Output the full listing exactly as written, with no pictures in it.

_ _ _ _ _ _ _

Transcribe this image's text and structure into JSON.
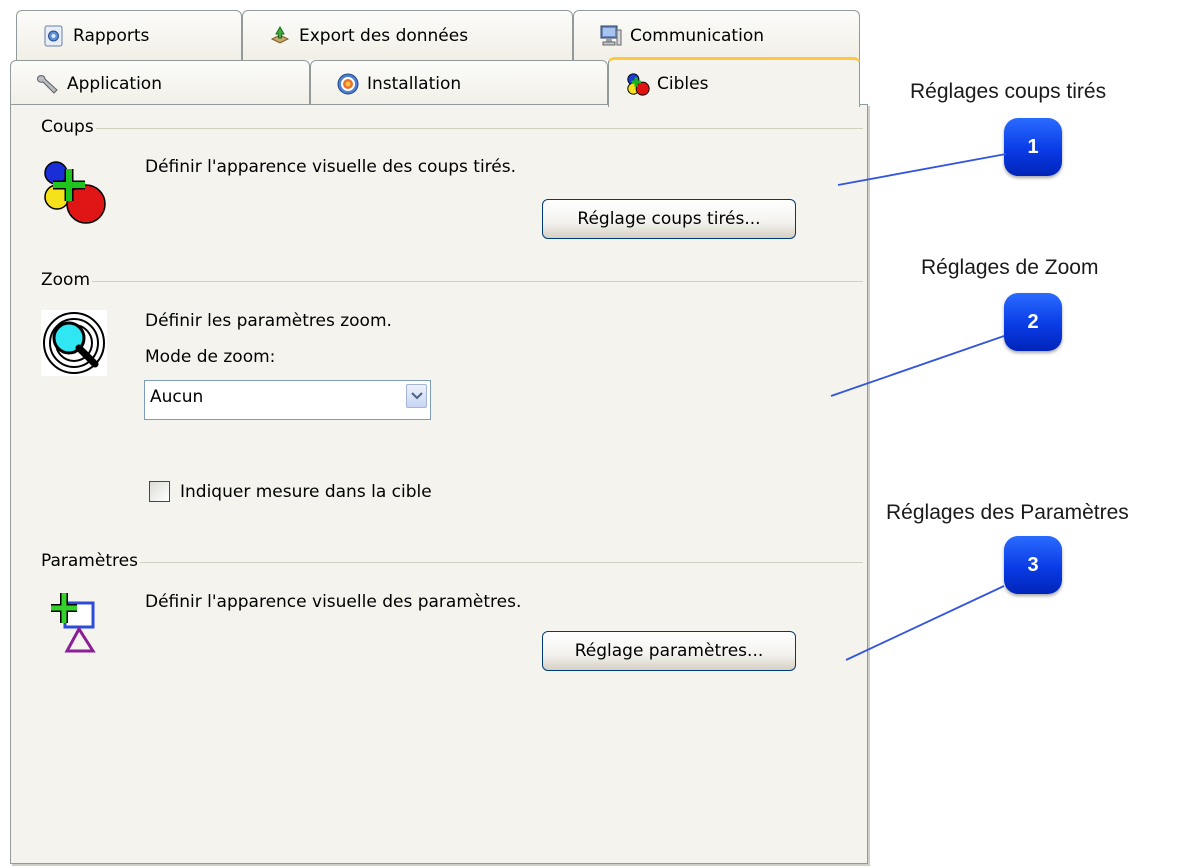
{
  "tabs": {
    "row_back": [
      {
        "label": "Rapports",
        "icon": "report-icon"
      },
      {
        "label": "Export des données",
        "icon": "export-icon"
      },
      {
        "label": "Communication",
        "icon": "computer-icon"
      }
    ],
    "row_front": [
      {
        "label": "Application",
        "icon": "wrench-icon"
      },
      {
        "label": "Installation",
        "icon": "target-icon"
      },
      {
        "label": "Cibles",
        "icon": "shots-icon",
        "active": true
      }
    ]
  },
  "coups": {
    "title": "Coups",
    "description": "Définir l'apparence visuelle des coups tirés.",
    "button_label": "Réglage coups tirés..."
  },
  "zoom": {
    "title": "Zoom",
    "description": "Définir les paramètres zoom.",
    "mode_label": "Mode de zoom:",
    "mode_value": "Aucun",
    "checkbox_label": "Indiquer mesure dans la cible",
    "checkbox_checked": false
  },
  "parametres": {
    "title": "Paramètres",
    "description": "Définir l'apparence visuelle des paramètres.",
    "button_label": "Réglage paramètres..."
  },
  "callouts": [
    {
      "number": "1",
      "label": "Réglages coups tirés"
    },
    {
      "number": "2",
      "label": "Réglages de Zoom"
    },
    {
      "number": "3",
      "label": "Réglages des Paramètres"
    }
  ],
  "colors": {
    "panel_bg": "#f4f3ee",
    "tab_border": "#919b9c",
    "active_tab_accent": "#ffc83c",
    "button_border": "#003c74",
    "badge_blue": "#0a3be6",
    "callout_line": "#3355dd"
  }
}
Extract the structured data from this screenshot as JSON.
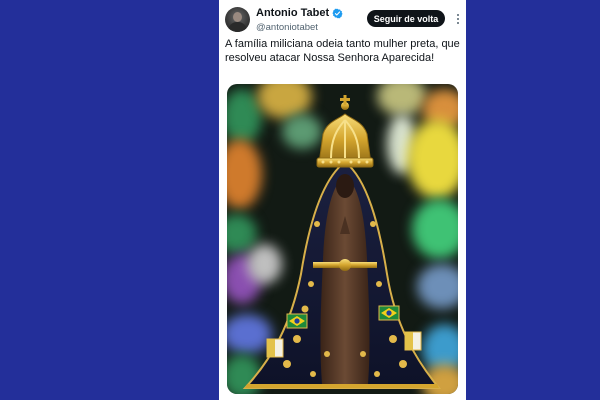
{
  "tweet": {
    "author": {
      "name": "Antonio Tabet",
      "handle": "@antoniotabet",
      "verified": true
    },
    "follow_label": "Seguir de volta",
    "text": "A família miliciana odeia tanto mulher preta, que resolveu atacar Nossa Senhora Aparecida!",
    "media": {
      "icon": "statue-image"
    }
  },
  "colors": {
    "page_background": "#232f9a",
    "card_background": "#ffffff",
    "button_background": "#0f1419",
    "verified_badge": "#1d9bf0",
    "handle_text": "#536471"
  },
  "icons": {
    "verified": "verified-badge-icon",
    "more": "more-options-icon"
  }
}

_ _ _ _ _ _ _

**RESULT FOR THIS EXERCISE**
Transcribe this image's text and structure into JSON.
{
  "tabs": {
    "row_back": [
      {
        "label": "Rapports",
        "icon": "report-icon"
      },
      {
        "label": "Export des données",
        "icon": "export-icon"
      },
      {
        "label": "Communication",
        "icon": "computer-icon"
      }
    ],
    "row_front": [
      {
        "label": "Application",
        "icon": "wrench-icon"
      },
      {
        "label": "Installation",
        "icon": "target-icon"
      },
      {
        "label": "Cibles",
        "icon": "shots-icon",
        "active": true
      }
    ]
  },
  "coups": {
    "title": "Coups",
    "description": "Définir l'apparence visuelle des coups tirés.",
    "button_label": "Réglage coups tirés..."
  },
  "zoom": {
    "title": "Zoom",
    "description": "Définir les paramètres zoom.",
    "mode_label": "Mode de zoom:",
    "mode_value": "Aucun",
    "checkbox_label": "Indiquer mesure dans la cible",
    "checkbox_checked": false
  },
  "parametres": {
    "title": "Paramètres",
    "description": "Définir l'apparence visuelle des paramètres.",
    "button_label": "Réglage paramètres..."
  },
  "callouts": [
    {
      "number": "1",
      "label": "Réglages coups tirés"
    },
    {
      "number": "2",
      "label": "Réglages de Zoom"
    },
    {
      "number": "3",
      "label": "Réglages des Paramètres"
    }
  ],
  "colors": {
    "panel_bg": "#f4f3ee",
    "tab_border": "#919b9c",
    "active_tab_accent": "#ffc83c",
    "button_border": "#003c74",
    "badge_blue": "#0a3be6",
    "callout_line": "#3355dd"
  }
}
Extract the structured data from this screenshot as JSON.
{
  "tweet": {
    "author": {
      "name": "Antonio Tabet",
      "handle": "@antoniotabet",
      "verified": true
    },
    "follow_label": "Seguir de volta",
    "text": "A família miliciana odeia tanto mulher preta, que resolveu atacar Nossa Senhora Aparecida!",
    "media": {
      "icon": "statue-image"
    }
  },
  "colors": {
    "page_background": "#232f9a",
    "card_background": "#ffffff",
    "button_background": "#0f1419",
    "verified_badge": "#1d9bf0",
    "handle_text": "#536471"
  },
  "icons": {
    "verified": "verified-badge-icon",
    "more": "more-options-icon"
  }
}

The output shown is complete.